**WHAT YOU SHOULD DO**
Every line with "title" in it should be copied from the data.

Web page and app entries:

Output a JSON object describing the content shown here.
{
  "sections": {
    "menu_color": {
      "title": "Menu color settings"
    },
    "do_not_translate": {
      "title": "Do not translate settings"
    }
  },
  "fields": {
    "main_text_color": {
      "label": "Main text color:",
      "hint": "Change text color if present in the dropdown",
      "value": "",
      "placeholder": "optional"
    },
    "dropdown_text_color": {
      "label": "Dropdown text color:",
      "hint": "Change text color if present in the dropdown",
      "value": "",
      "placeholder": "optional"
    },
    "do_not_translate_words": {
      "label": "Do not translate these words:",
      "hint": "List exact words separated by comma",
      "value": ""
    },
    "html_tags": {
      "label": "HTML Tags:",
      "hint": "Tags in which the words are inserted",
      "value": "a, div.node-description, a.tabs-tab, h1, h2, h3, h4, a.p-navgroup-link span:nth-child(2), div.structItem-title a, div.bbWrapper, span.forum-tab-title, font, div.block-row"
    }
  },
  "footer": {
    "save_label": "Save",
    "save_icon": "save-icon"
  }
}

**EXPECTED OUTPUT**
      "title": "Menu color settings"
      "title": "Do not translate settings"
      "value": "a, div.node-description, a.tabs-tab, h1, h2, h3, h4, a.p-navgroup-link span:nth-child(2), div.structItem-title a, div.bbWrapper, span.forum-tab-title, font, div.block-row"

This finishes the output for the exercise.